══ Data provided
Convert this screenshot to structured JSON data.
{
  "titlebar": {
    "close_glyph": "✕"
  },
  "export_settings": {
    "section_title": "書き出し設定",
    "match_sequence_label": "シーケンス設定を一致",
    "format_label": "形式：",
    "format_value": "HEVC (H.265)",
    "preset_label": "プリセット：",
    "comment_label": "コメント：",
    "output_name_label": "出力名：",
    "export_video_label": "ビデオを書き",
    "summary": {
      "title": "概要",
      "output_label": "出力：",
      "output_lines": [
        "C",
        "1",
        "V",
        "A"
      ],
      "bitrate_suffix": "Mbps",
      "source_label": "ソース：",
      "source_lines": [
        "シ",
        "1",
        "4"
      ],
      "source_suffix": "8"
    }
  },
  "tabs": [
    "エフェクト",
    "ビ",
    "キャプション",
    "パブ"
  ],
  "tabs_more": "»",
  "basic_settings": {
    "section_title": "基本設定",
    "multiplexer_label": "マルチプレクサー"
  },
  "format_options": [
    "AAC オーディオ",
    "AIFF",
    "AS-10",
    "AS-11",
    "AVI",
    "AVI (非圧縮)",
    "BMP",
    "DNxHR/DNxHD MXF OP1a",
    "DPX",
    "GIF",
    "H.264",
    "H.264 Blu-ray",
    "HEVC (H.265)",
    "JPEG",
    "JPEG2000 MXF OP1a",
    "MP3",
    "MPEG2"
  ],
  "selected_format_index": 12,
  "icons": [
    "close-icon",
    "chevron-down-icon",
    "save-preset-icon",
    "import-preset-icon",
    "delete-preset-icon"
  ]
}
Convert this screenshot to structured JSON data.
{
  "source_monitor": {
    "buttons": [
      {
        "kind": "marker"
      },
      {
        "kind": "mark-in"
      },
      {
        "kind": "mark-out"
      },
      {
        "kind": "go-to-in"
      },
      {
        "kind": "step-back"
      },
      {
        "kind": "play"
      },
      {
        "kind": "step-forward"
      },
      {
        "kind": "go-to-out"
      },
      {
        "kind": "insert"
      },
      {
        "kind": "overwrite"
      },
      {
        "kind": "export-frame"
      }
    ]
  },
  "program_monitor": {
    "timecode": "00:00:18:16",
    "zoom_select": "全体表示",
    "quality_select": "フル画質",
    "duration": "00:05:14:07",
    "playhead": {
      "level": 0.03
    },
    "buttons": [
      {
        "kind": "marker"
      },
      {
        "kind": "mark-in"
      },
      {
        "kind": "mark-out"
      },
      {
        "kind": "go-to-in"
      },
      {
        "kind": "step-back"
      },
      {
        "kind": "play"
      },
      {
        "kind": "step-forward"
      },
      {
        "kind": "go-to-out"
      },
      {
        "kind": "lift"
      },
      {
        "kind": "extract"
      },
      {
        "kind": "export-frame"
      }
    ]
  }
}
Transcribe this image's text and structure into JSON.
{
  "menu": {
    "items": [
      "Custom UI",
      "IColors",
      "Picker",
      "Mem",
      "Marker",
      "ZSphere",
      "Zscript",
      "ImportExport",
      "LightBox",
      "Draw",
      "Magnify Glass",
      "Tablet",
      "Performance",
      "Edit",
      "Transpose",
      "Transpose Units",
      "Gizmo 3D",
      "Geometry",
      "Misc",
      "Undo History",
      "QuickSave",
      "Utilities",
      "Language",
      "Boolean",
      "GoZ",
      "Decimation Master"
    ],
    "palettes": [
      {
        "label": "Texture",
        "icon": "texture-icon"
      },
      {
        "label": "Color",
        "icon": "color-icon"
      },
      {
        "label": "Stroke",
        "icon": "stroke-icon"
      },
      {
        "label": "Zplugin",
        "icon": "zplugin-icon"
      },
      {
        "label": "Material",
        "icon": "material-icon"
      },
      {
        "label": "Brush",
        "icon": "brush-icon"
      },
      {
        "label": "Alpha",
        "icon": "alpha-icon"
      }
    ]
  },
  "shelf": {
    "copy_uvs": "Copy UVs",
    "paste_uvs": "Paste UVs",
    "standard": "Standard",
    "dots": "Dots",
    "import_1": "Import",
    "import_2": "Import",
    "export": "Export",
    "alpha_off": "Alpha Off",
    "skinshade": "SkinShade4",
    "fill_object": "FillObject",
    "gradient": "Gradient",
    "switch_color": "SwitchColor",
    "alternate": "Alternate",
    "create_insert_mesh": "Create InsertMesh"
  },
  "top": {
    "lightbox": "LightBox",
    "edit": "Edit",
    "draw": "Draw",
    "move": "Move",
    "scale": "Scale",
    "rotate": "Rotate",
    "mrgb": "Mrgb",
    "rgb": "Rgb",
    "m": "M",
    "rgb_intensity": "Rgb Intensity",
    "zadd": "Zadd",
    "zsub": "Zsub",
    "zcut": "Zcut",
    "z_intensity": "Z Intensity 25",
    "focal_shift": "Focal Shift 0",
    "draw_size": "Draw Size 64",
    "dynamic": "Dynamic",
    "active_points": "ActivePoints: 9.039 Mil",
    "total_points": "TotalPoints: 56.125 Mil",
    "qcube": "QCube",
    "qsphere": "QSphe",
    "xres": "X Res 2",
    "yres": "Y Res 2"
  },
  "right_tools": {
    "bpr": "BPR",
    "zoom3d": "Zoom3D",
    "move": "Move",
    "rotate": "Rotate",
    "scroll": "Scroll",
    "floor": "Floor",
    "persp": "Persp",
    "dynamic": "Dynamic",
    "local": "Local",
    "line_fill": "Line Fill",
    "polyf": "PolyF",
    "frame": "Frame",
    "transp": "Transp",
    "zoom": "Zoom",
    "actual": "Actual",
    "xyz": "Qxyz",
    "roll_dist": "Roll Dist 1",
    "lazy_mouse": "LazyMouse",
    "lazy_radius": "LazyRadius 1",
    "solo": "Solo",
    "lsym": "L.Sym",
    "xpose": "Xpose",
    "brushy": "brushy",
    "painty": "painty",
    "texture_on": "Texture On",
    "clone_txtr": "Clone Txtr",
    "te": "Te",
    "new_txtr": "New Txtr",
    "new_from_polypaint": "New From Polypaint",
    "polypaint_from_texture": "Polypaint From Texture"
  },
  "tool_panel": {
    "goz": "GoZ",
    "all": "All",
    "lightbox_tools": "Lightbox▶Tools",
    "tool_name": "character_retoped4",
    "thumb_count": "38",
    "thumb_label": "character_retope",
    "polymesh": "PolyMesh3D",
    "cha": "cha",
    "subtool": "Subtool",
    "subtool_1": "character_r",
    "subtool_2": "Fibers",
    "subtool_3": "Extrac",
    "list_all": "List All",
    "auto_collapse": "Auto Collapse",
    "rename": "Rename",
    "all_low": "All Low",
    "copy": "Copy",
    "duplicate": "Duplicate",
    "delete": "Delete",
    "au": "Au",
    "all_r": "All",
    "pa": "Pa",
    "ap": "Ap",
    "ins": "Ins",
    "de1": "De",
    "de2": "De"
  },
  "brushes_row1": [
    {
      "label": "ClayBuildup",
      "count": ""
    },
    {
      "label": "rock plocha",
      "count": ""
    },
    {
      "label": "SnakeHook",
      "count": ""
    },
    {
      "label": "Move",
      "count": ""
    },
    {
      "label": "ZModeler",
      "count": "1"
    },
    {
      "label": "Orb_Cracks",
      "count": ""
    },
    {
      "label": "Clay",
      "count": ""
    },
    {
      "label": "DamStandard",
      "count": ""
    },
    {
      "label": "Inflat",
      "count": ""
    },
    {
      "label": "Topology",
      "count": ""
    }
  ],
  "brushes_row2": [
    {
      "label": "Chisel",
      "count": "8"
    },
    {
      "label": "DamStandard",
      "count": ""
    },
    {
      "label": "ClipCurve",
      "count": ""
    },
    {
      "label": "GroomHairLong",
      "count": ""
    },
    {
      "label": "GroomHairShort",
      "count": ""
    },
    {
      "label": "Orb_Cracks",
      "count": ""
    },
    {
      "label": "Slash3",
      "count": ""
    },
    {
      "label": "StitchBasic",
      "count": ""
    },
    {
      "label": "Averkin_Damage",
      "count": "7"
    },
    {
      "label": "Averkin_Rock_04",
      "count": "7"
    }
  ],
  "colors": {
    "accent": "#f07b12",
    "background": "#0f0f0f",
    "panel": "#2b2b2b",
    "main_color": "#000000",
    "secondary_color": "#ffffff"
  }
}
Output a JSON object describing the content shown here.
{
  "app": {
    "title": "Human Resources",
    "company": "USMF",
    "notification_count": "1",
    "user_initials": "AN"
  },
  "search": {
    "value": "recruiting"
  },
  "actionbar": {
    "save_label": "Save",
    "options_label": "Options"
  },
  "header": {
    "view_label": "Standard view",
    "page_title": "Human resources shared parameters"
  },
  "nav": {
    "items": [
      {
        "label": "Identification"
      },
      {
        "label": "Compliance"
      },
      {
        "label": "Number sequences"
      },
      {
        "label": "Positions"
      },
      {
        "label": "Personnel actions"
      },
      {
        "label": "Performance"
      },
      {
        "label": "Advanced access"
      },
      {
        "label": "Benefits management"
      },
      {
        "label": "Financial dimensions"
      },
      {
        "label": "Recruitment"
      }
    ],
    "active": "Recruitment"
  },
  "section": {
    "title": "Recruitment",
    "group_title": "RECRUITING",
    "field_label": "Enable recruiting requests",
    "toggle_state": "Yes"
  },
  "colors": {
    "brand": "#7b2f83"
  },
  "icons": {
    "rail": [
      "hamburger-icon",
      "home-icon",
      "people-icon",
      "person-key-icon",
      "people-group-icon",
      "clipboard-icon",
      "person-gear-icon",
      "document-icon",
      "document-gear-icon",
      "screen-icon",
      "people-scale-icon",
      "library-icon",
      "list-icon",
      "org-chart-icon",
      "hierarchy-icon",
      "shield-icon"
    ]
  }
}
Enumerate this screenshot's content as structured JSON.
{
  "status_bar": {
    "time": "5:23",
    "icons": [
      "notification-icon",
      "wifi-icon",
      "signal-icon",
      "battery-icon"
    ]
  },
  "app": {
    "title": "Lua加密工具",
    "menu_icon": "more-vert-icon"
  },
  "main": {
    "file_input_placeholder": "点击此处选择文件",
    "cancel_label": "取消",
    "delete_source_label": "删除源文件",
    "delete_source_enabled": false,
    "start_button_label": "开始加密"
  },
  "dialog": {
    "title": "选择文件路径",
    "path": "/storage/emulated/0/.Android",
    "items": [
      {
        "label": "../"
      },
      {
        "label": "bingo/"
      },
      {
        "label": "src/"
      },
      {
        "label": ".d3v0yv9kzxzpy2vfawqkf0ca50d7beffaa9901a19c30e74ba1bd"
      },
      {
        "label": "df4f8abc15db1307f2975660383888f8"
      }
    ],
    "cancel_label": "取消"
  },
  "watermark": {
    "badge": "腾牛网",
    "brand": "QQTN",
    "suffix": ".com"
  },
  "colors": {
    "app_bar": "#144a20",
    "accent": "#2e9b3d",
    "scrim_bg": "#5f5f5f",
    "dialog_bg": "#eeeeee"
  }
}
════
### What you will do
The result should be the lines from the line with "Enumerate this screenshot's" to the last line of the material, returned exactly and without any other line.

### Written solution
Enumerate this screenshot's content as structured JSON.
{
  "status_bar": {
    "time": "5:23",
    "icons": [
      "notification-icon",
      "wifi-icon",
      "signal-icon",
      "battery-icon"
    ]
  },
  "app": {
    "title": "Lua加密工具",
    "menu_icon": "more-vert-icon"
  },
  "main": {
    "file_input_placeholder": "点击此处选择文件",
    "cancel_label": "取消",
    "delete_source_label": "删除源文件",
    "delete_source_enabled": false,
    "start_button_label": "开始加密"
  },
  "dialog": {
    "title": "选择文件路径",
    "path": "/storage/emulated/0/.Android",
    "items": [
      {
        "label": "../"
      },
      {
        "label": "bingo/"
      },
      {
        "label": "src/"
      },
      {
        "label": ".d3v0yv9kzxzpy2vfawqkf0ca50d7beffaa9901a19c30e74ba1bd"
      },
      {
        "label": "df4f8abc15db1307f2975660383888f8"
      }
    ],
    "cancel_label": "取消"
  },
  "watermark": {
    "badge": "腾牛网",
    "brand": "QQTN",
    "suffix": ".com"
  },
  "colors": {
    "app_bar": "#144a20",
    "accent": "#2e9b3d",
    "scrim_bg": "#5f5f5f",
    "dialog_bg": "#eeeeee"
  }
}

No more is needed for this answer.